Study Finds Higher Yields & Lower Production Costs with Organic Cotton
GM WATCH , Sept 28, 2006
Straight to the Source
With India’s indebted cotton farmers taking their own lives in ever increasing numbers after being ruined by expensive Bt seeds and other input costs, here’s an eye catching study on organic cotton production in India.
Over a period of two years, an Indo-Swiss research team collected and compared agronomic data on 60 organic and conventional farms.
They found the organic producers benefitted from:
* 40% lower costs for inputs
* 13-20% lower variable production costs
* a far lower need to take up loans
* total labour inputs that were not significantly higher
* and 4-6% higher average cotton yields
There were, of course, some problems to be overcome but there is now a rapidly expanding international market for organic cotton – with even the likes of Wal-Mart and Levis getting in on the act.
And this research comes on the heels of the still more striking findings of a study undertaken by the Centre for Sustainable Agriculture in India which found Bt cotton cultivation lead to 690% higher costs for pest management when compared to growing conventional varieties with the help of bio-pesticides and natural control agents.
And then there’s the remarkable success of the Punukula village initiative in the Indian state of Andhra Pradesh, which has been so overwhelmingly successful in enabling the growing of cotton without Bt seeds or any pesticides that it is now being taken as a model to hundreds of other villages in the state.
Andhra Pradesh is, of course, the same state in which farmers went on the rampage in fury at the disappointing results they had from GM cotton and where 3 varieties of Monsanto’s version had to be banned they were so problematic.
The Indian government has an increasingly clear choice.

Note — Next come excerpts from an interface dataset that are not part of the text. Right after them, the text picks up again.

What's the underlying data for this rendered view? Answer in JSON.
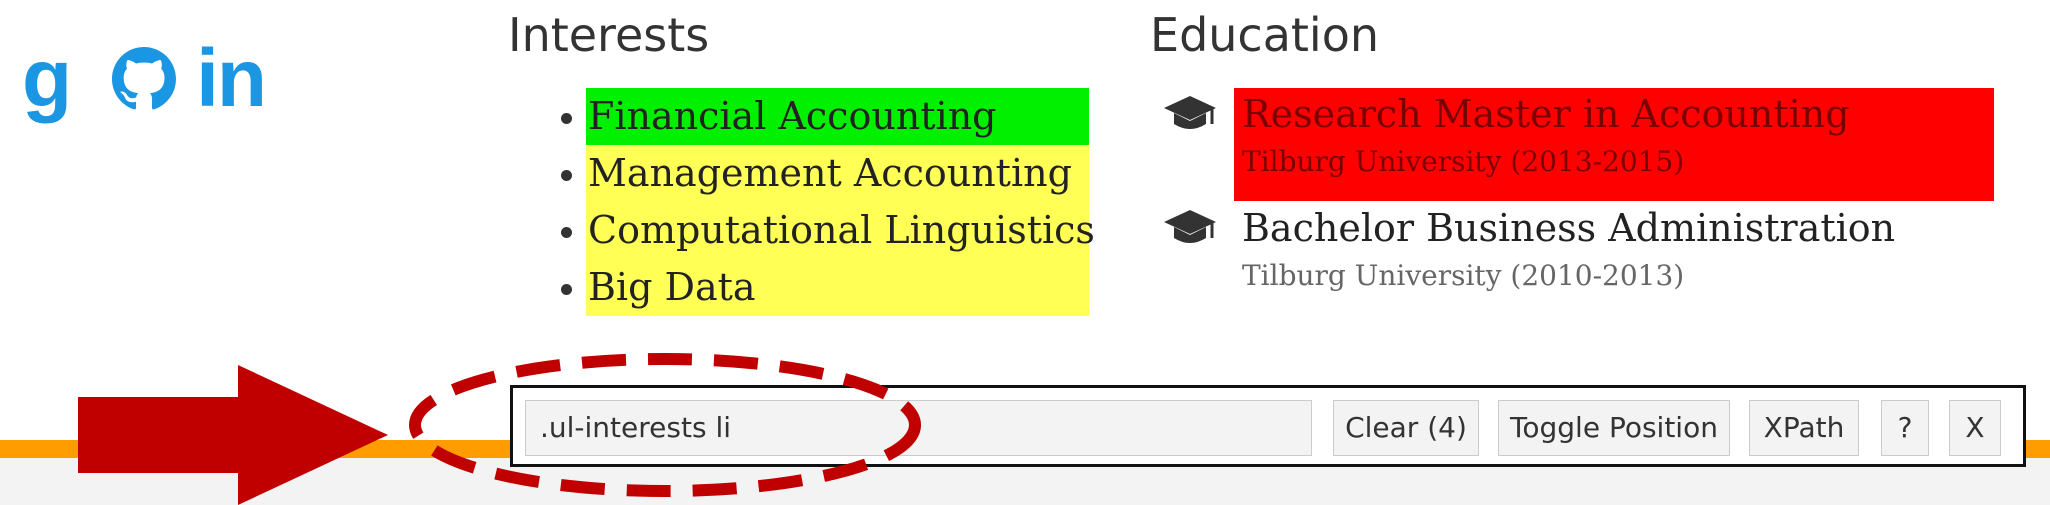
{
  "social": {
    "scholar_icon": "google-scholar-icon",
    "scholar_glyph": "g",
    "github_icon": "github-icon",
    "linkedin_icon": "linkedin-icon",
    "linkedin_glyph": "in",
    "color": "#1a96e3"
  },
  "interests": {
    "heading": "Interests",
    "items": [
      {
        "label": "Financial Accounting",
        "highlight": "#00f000"
      },
      {
        "label": "Management Accounting",
        "highlight": "#ffff55"
      },
      {
        "label": "Computational Linguistics",
        "highlight": "#ffff55"
      },
      {
        "label": "Big Data",
        "highlight": "#ffff55"
      }
    ]
  },
  "education": {
    "heading": "Education",
    "icon": "graduation-cap-icon",
    "items": [
      {
        "title": "Research Master in Accounting",
        "subtitle": "Tilburg University (2013-2015)",
        "highlight": "#ff0000"
      },
      {
        "title": "Bachelor Business Administration",
        "subtitle": "Tilburg University (2010-2013)"
      }
    ]
  },
  "toolbar": {
    "selector_value": ".ul-interests li",
    "clear_label": "Clear (4)",
    "toggle_label": "Toggle Position",
    "xpath_label": "XPath",
    "help_label": "?",
    "close_label": "X"
  },
  "annotation": {
    "arrow_color": "#c00000",
    "ellipse_color": "#c00000"
  },
  "colors": {
    "footer_band": "#ff9d00"
  }
}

It can get behind such approaches and help farmers escape the debt-trap and end the burgeoning scandal of farm suicides, or it can continue to cosy up to Bush and Monsanto and hype expensive GM crops to its farmers.